It can be safely argued that a reliance on shtick indicates there is no genuine insight and commentary, but shtick itself does not indicate this. Case in point would be Rush Limbaugh’s well-honed self-mocking pompous act. You know he’s kidding. He knows he’s kidding. But it does it anyway, because it’s part of his on-air persona. It’s the lesser lights who regurgitate whatever a Limbaugh, Steyn or Mark Levin say as though they are genuinely adding to the discourse that are the true purveyors of shtick.
Politics isn’t a game, and neither is political commentary. Yet so many make it a game in which the sole object isn’t winning over hearts and minds, but rather who can grab the biggest piece of the pie everyone else is attempting to claim as their own.
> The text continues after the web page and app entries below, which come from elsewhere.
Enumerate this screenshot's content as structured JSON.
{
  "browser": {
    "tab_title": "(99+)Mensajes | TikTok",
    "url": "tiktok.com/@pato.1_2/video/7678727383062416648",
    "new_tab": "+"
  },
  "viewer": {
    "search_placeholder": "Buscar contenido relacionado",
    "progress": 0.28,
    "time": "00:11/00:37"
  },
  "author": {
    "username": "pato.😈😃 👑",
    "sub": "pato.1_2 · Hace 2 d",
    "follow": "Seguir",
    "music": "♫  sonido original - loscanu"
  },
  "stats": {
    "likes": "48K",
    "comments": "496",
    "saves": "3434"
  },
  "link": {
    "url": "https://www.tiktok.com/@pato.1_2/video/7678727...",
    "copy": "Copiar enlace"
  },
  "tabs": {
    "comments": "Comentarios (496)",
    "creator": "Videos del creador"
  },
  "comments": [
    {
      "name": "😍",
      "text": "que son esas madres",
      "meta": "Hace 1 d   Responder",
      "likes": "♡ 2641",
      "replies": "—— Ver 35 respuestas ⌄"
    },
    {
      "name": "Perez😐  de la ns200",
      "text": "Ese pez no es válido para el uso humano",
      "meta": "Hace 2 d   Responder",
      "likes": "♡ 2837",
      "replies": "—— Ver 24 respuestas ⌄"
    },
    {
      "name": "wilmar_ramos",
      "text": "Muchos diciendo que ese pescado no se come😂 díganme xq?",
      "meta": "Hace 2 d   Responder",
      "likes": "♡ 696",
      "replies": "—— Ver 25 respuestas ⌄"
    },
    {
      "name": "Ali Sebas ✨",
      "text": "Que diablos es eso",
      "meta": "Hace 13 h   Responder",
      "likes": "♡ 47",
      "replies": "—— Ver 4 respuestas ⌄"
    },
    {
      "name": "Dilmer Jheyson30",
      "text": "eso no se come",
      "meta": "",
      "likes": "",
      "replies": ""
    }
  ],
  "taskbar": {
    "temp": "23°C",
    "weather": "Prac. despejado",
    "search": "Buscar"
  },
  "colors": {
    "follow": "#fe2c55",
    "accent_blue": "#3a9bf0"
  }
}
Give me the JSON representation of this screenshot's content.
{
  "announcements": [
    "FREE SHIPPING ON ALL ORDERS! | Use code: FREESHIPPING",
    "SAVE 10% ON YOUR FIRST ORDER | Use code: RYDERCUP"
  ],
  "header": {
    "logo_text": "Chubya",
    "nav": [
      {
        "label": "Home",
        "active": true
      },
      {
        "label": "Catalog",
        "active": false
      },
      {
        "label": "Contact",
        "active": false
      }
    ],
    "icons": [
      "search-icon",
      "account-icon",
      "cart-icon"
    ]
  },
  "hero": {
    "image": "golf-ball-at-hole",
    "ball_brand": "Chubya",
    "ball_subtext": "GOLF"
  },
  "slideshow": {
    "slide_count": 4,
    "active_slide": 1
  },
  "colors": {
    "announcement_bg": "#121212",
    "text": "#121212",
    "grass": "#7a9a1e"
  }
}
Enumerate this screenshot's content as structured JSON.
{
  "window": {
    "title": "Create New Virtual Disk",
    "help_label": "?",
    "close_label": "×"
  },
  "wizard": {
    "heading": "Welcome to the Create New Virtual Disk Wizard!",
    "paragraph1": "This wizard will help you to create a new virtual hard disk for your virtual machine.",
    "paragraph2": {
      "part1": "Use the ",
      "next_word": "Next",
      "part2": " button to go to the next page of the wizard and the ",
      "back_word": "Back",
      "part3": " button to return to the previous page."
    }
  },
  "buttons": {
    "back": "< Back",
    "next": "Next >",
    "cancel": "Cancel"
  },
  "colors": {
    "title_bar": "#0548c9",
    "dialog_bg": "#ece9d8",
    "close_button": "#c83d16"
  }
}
- Don’t You Dare Doubt My Political Creds – I Post Twenty Times A Day: Volume rules!
- Macha Chica: I have buns n’ poses… er, guns n’ roses! Plus tattoos and, when convenient, married with children. But don’t worry. I’m a Bible-believing husband-submitting Christian. Or a good girl. Or something.
- I’m Big On Twitter: How could I be anything but an expert when I have all these followers?
- How Can You Possibly Believe You’re Right When I Just Gave You A #Headdesk: You’re so not worth talking with about anything, I’m not going to bother defending anything I say. Oh, and if you don’t like it? Don’t follow me!
There are more, but you get the idea.
All of the above have one unified cry: Why aren’t people listening to me?
Um… because you’re not saying anything that hasn’t already been said, and better?
It’s almost comical. The only problem is, no one is laughing.
PS: Speaking of laughing…